(Beginning of DATA TO EXAMINE)

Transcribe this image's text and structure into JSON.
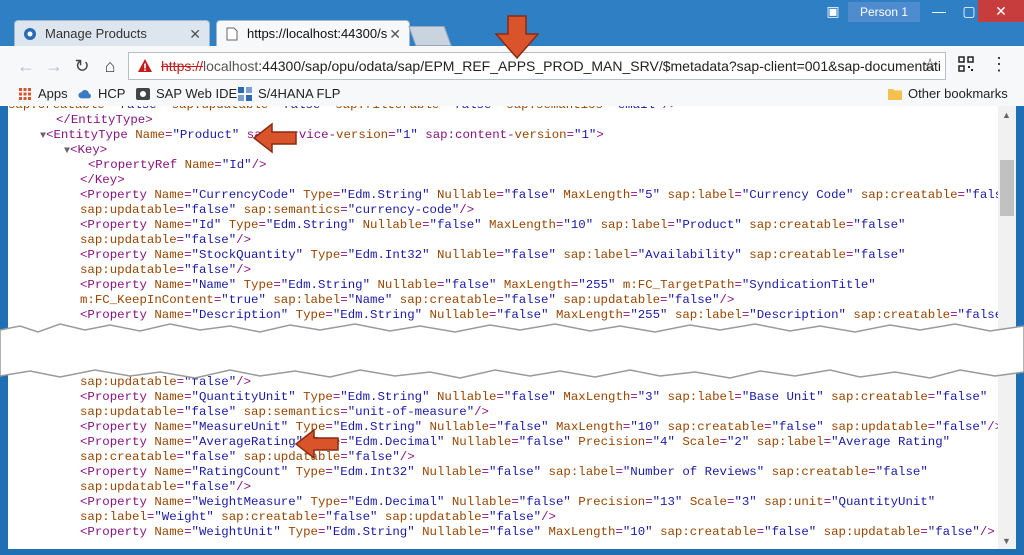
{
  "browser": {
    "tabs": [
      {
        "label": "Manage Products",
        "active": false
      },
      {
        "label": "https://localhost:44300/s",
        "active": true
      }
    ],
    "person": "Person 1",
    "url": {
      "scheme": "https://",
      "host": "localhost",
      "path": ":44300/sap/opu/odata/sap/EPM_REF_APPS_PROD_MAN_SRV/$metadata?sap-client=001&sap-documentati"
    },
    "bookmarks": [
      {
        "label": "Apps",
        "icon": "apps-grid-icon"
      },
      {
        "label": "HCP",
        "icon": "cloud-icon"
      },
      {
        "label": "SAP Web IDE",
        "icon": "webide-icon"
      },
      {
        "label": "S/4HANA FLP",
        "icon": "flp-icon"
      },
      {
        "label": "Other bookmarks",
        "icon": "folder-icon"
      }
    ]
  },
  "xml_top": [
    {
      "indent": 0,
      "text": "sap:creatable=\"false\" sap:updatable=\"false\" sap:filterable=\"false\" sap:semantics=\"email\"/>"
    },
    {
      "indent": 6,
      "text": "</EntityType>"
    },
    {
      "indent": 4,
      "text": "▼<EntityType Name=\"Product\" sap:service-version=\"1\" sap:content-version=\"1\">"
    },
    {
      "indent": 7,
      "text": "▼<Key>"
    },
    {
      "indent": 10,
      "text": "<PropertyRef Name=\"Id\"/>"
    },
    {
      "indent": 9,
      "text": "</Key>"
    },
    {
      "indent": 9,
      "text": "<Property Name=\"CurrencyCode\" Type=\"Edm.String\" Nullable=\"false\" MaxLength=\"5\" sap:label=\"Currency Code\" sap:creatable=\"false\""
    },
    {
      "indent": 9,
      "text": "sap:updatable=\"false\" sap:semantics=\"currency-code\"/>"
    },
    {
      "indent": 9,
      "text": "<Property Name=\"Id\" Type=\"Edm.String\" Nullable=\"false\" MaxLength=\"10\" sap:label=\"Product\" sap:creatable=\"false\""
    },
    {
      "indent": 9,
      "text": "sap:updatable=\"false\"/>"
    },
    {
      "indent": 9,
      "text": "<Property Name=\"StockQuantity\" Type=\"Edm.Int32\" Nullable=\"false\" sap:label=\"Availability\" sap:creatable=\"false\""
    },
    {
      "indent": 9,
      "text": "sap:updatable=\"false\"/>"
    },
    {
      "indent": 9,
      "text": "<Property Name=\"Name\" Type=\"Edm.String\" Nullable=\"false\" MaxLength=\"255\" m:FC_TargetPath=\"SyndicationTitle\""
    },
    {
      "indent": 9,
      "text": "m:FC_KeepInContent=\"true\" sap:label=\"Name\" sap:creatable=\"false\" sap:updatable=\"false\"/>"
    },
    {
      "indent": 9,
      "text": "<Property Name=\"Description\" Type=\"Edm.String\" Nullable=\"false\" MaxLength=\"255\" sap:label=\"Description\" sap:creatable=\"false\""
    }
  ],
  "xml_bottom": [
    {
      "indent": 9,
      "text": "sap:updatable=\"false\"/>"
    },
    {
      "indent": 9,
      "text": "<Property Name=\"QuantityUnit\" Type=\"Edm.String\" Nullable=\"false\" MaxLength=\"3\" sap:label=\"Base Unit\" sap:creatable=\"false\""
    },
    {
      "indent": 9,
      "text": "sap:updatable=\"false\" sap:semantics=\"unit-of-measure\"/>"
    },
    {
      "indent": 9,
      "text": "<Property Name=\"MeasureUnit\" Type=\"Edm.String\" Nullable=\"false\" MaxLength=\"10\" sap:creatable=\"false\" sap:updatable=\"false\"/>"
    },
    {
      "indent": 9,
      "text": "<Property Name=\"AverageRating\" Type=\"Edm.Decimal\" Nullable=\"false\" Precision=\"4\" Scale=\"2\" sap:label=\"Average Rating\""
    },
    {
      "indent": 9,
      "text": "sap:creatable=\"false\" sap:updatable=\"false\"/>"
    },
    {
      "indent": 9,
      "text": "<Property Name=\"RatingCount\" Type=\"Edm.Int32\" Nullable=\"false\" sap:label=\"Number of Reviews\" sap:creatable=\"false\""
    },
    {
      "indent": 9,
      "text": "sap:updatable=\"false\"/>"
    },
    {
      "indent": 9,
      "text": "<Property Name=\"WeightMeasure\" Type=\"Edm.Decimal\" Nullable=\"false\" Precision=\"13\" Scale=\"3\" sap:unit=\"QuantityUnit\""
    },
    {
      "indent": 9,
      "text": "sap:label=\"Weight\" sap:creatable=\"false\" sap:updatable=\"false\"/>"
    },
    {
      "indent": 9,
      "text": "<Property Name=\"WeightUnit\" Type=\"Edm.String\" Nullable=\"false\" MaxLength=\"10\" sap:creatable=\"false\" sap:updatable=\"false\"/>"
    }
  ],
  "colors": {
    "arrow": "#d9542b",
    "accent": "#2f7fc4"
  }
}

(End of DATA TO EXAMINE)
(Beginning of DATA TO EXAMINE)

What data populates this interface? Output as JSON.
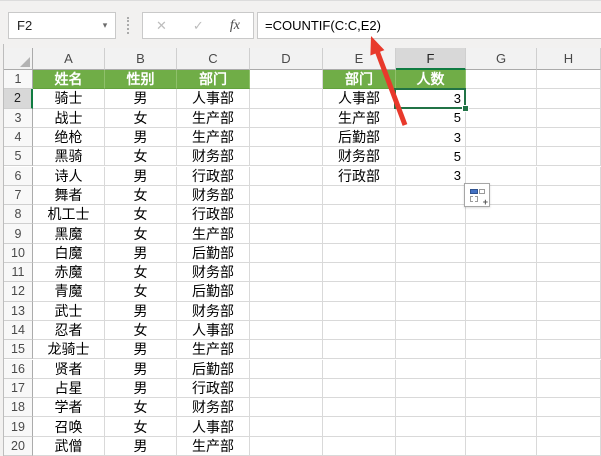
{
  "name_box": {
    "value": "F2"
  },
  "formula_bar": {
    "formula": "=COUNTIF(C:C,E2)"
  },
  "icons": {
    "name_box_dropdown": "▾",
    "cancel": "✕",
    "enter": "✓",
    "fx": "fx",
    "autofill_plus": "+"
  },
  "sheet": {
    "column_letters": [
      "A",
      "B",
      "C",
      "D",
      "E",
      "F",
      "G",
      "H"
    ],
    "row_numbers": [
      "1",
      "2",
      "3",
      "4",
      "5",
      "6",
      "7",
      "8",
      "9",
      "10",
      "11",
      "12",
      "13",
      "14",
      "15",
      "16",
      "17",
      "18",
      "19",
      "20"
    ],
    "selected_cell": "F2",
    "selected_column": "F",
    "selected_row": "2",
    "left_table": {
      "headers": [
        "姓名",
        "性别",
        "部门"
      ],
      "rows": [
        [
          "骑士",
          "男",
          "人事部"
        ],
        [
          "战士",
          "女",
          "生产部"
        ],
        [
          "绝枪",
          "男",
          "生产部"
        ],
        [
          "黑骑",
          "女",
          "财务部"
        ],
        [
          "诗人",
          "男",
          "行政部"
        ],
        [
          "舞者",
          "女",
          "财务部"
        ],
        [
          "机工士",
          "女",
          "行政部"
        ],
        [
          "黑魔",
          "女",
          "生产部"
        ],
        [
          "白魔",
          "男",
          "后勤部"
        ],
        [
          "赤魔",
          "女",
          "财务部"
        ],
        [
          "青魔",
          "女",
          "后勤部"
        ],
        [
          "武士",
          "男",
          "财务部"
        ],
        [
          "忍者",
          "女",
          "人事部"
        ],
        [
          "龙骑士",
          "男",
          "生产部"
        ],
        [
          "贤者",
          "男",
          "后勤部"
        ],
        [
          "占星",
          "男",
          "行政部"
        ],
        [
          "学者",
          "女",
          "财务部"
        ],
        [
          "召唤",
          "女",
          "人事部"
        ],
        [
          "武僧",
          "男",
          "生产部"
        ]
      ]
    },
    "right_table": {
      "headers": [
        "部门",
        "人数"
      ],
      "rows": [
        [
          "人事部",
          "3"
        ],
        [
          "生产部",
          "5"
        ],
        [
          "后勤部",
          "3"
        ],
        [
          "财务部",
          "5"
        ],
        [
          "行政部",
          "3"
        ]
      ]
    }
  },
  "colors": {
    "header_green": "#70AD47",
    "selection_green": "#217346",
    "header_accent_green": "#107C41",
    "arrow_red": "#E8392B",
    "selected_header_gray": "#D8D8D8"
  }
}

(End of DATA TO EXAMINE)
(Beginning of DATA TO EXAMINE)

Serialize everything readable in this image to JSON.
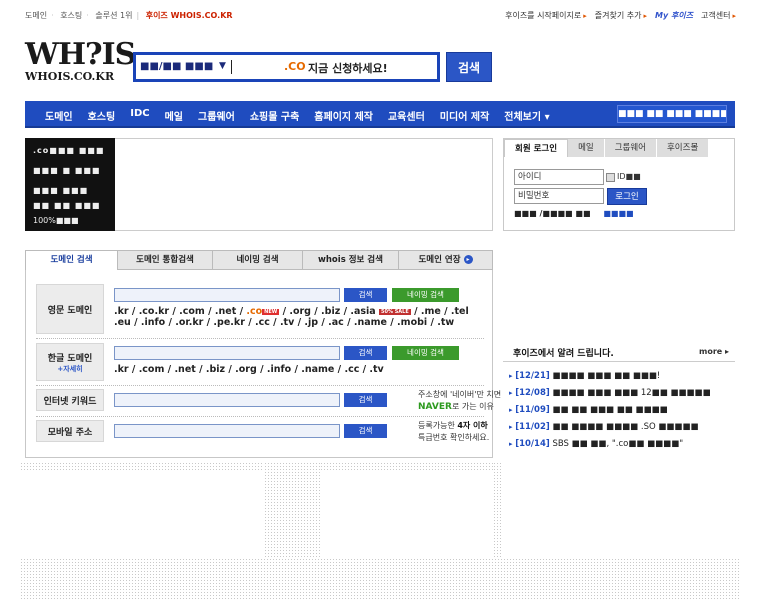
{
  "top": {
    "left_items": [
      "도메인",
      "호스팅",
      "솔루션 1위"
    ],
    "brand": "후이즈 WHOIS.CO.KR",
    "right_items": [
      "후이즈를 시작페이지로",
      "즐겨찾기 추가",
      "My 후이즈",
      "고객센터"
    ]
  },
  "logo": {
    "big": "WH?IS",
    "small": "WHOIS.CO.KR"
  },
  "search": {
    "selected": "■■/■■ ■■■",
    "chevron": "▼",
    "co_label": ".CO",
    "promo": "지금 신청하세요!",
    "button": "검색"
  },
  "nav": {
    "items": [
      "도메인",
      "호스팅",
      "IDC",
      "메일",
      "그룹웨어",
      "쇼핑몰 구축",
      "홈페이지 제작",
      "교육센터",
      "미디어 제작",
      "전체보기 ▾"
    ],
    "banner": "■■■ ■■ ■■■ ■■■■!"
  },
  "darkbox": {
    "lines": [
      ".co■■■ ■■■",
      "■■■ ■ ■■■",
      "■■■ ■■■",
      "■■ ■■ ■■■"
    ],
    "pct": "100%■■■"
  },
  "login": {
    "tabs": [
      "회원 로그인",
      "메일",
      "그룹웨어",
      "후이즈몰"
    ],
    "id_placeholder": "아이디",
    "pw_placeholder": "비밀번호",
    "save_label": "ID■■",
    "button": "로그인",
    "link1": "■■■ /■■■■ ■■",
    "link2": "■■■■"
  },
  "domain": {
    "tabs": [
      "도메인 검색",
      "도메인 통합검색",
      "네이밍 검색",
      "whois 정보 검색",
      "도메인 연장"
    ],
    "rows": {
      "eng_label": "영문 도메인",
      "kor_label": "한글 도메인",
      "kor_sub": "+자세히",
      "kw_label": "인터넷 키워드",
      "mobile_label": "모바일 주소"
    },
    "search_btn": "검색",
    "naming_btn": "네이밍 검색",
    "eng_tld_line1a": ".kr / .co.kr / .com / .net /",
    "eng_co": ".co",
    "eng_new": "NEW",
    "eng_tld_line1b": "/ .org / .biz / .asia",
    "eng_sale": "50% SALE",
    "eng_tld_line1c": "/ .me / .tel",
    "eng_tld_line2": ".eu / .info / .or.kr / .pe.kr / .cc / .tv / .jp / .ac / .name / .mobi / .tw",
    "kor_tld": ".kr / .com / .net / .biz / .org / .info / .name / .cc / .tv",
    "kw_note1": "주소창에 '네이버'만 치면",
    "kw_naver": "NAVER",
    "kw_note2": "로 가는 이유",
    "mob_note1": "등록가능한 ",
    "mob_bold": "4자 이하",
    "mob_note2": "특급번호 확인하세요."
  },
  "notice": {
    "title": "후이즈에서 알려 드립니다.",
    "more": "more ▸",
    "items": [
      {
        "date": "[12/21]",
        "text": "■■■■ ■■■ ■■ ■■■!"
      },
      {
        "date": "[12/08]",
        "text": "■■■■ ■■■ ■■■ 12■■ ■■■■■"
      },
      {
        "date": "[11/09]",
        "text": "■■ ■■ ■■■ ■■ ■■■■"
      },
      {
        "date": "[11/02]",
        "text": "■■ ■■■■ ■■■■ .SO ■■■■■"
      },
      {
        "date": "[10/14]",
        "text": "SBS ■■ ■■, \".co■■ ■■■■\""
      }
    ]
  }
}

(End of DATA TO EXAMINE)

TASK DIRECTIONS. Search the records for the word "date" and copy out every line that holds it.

EXERCISE RESULT.
        "date": "[12/21]",
        "date": "[12/08]",
        "date": "[11/09]",
        "date": "[11/02]",
        "date": "[10/14]",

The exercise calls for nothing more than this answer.